TASK DIRECTIONS:
The answer must restate the records below word for word.

MATERIAL FOR THIS EXERCISE:
▼

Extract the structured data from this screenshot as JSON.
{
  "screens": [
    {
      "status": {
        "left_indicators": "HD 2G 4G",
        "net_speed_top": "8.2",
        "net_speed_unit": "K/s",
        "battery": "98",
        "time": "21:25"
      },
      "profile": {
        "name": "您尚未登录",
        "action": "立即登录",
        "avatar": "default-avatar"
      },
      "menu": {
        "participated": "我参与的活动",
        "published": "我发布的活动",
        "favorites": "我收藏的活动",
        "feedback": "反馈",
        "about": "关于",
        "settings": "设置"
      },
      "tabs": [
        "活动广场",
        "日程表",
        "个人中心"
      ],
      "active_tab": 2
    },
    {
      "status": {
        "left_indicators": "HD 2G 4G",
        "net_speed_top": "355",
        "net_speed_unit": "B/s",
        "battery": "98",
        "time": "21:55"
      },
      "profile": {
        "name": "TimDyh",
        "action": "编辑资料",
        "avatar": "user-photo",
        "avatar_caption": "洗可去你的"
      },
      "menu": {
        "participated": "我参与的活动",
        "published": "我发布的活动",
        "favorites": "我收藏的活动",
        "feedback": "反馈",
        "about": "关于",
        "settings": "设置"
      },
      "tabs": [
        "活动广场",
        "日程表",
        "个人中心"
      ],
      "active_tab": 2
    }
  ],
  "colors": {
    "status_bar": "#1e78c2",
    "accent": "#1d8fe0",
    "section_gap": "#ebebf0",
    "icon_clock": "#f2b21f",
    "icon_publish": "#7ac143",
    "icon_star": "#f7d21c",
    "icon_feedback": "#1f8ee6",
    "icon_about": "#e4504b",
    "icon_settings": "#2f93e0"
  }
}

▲

RESULT FOR THIS TASK:
Extract the structured data from this screenshot as JSON.
{
  "screens": [
    {
      "status": {
        "left_indicators": "HD 2G 4G",
        "net_speed_top": "8.2",
        "net_speed_unit": "K/s",
        "battery": "98",
        "time": "21:25"
      },
      "profile": {
        "name": "您尚未登录",
        "action": "立即登录",
        "avatar": "default-avatar"
      },
      "menu": {
        "participated": "我参与的活动",
        "published": "我发布的活动",
        "favorites": "我收藏的活动",
        "feedback": "反馈",
        "about": "关于",
        "settings": "设置"
      },
      "tabs": [
        "活动广场",
        "日程表",
        "个人中心"
      ],
      "active_tab": 2
    },
    {
      "status": {
        "left_indicators": "HD 2G 4G",
        "net_speed_top": "355",
        "net_speed_unit": "B/s",
        "battery": "98",
        "time": "21:55"
      },
      "profile": {
        "name": "TimDyh",
        "action": "编辑资料",
        "avatar": "user-photo",
        "avatar_caption": "洗可去你的"
      },
      "menu": {
        "participated": "我参与的活动",
        "published": "我发布的活动",
        "favorites": "我收藏的活动",
        "feedback": "反馈",
        "about": "关于",
        "settings": "设置"
      },
      "tabs": [
        "活动广场",
        "日程表",
        "个人中心"
      ],
      "active_tab": 2
    }
  ],
  "colors": {
    "status_bar": "#1e78c2",
    "accent": "#1d8fe0",
    "section_gap": "#ebebf0",
    "icon_clock": "#f2b21f",
    "icon_publish": "#7ac143",
    "icon_star": "#f7d21c",
    "icon_feedback": "#1f8ee6",
    "icon_about": "#e4504b",
    "icon_settings": "#2f93e0"
  }
}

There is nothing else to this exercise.